Singh – Cary, NC
Qualifications for the position include a respectful, caring, and compassionate demeanor towards customers. Must be able to read, write, and… CareerBuilder
I worked at Singh Management full-time (Less than a year)
1. The ability to have different days off if need be (2 random days during the week) 2. Meeting new people and some co-workers are pleasant

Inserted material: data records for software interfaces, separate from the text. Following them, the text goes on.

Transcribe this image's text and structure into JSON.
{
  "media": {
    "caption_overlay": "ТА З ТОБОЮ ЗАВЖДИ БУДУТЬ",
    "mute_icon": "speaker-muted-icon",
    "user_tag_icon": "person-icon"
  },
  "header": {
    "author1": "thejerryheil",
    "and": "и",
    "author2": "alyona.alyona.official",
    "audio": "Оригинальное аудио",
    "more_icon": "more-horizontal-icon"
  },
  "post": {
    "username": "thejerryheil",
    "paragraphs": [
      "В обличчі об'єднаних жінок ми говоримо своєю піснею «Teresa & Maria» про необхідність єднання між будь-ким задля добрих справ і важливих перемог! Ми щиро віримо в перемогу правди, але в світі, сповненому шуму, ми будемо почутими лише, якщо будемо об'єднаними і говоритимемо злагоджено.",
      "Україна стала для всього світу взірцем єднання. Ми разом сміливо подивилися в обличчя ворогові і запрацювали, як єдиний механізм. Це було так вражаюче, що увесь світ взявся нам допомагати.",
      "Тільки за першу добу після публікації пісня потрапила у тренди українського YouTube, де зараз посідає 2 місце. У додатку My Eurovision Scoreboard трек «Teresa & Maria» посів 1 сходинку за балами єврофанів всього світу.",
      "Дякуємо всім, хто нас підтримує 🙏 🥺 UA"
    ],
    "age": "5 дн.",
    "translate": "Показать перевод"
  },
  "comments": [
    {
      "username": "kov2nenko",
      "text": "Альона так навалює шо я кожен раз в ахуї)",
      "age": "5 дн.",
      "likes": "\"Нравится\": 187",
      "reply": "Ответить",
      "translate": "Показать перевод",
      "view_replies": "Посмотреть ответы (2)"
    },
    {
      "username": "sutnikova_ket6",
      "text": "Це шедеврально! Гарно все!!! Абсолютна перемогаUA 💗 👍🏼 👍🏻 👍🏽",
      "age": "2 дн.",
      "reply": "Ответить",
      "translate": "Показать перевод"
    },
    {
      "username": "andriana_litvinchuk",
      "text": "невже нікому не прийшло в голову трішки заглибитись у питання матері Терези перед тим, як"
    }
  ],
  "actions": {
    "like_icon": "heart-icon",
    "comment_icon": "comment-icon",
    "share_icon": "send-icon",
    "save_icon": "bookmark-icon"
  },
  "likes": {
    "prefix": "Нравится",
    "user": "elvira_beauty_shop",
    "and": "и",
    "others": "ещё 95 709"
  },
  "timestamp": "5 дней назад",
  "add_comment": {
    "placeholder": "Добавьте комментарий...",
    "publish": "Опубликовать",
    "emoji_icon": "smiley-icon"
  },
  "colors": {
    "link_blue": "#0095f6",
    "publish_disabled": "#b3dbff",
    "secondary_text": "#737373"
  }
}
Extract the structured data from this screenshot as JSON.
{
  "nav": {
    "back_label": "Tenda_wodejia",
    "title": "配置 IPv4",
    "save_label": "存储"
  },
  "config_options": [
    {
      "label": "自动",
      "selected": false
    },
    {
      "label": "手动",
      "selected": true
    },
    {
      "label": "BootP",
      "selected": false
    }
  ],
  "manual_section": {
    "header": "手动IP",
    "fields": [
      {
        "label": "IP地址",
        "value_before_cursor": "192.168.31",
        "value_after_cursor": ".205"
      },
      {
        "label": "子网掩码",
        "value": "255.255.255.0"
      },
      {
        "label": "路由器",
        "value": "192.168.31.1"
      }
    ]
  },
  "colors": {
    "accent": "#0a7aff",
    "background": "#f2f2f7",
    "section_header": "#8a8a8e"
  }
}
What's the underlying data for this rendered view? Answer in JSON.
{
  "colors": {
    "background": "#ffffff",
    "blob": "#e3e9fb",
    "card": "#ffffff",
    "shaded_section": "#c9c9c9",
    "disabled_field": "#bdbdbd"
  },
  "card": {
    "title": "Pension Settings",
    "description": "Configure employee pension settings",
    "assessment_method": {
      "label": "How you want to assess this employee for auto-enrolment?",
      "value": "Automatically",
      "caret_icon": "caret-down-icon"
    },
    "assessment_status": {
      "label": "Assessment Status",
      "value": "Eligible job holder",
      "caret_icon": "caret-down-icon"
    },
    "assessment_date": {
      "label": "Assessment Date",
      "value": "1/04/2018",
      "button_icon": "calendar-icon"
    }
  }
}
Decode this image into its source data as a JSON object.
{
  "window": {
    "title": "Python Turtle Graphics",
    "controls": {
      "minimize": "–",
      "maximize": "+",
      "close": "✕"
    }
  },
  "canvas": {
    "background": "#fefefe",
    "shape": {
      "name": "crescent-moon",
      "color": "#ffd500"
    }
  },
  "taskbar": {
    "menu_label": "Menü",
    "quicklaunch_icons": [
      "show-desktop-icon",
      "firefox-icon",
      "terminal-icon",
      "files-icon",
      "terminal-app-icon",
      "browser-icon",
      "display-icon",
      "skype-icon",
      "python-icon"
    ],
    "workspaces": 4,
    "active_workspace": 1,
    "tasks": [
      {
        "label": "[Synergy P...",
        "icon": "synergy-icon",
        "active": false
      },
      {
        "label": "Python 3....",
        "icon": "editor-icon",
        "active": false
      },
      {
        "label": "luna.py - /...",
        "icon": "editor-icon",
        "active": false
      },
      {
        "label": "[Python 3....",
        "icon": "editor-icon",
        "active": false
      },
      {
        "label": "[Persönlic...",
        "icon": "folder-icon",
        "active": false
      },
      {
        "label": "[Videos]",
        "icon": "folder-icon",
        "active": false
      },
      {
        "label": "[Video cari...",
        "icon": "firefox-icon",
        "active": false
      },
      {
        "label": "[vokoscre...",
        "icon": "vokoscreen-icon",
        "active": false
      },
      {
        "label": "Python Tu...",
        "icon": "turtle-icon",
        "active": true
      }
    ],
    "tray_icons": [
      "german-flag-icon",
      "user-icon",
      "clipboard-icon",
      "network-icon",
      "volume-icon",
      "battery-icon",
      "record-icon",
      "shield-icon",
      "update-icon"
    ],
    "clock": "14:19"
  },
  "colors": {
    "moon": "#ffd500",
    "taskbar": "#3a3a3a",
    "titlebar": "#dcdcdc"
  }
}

There are too many con's to working for Singh Management. During my time at the company I experienced so many negative aspects. 1. Poor training/experience of management - they have 'sales' meetings with leasing every month but most of what is discussed will never be implemented on the site level. Everything has to be approved with management, they don't even trust leasing consultants to run a credit check on their own but trust them to work weekends alone and handle all resident applications which is odd. Managers have a 'do as I say not as I do' attitude and treat staff as their personal assistants. Managers also blame leasing staff for any failure within the company or if occupancy percentage is low and 'punish' them. Fact is, they need to stop putting cheap equipment into their apartments. 8 out of 10 tours the prospects point out the cheap equipment and appliances that are not luxury to them. We have to overcome a lot of obstacles and in the end the consultants didn't build or design the company. We can only sell to a certain point but when the property is undesirable then they should FIX the property, not blame leasing. 2. The workload is not given evenly to all employees. Some get free passes and assistant managers/managers pass their work onto the leasing when unnecessary. Some co-workers are pure lazy and managers accept that, make excuses for them not to do something. When things are busy, leasing consultants are running around juggling people and tasks where the managers are in their offices offering little help. You have to leave the property if you don't want to be bothered or have to work on your lunch time. 3. Any sort of reporting to managers on misconduct by employees or unethical practices are frowned upon. You get an ear full of excuses covering others up and are not believed or taken seriously. Reporting takes strength and courage from employees but you get 'punished' instead. 4. Things can be hostile/competitive while working with commission. Some employees are cut throat and sneaky about taking prospects from others, even manipulative. Things get unfair and managers turns the other cheek. 5. You get 2 random days off each week, sometimes not together. Very rarely do you get a weekend off and when requesting PTO it's frowned on, so is calling in sick when you are really sick. In the summers they have extended hours where you work 9 hour days. 6. There are no benefits to working at this company. The company has a holiday party that is only for managers and at the corporate level and for their vendors - all other employees are not invited. You get to go out to a restaurant with your site for your holiday party. You do not get a Christmas bonus or yearly bonus, there is a cut off for how much you can make hourly. You can get healthcare/dental benefits but they are not that good and don't cover much. The company does not match or contribute to your 401K and you get very little PTO your first year, only 4 days for the entire year to use for sick, personal and vacation.
Advice to Management
All managers should be required to attend a human resources class and also a management class. They need to learn how to treat their employees and the proper way to handle disputes in the work place. The owners need to be more involved in what is really going on at the site level if they want to keep employees instead of having a high turn over. Managers should hold all people accountable for work, not just select employees. The office needs to be a team environment between maintenance, managers and leasing where all parties are upheld to the same practices and standards. Stop making excuses for some but holding others accountable. The owners need to be around more and introduce themselves to their leasing staff. Maybe attend a few meetings each year to make yourself available to your employees and show them you are present and care.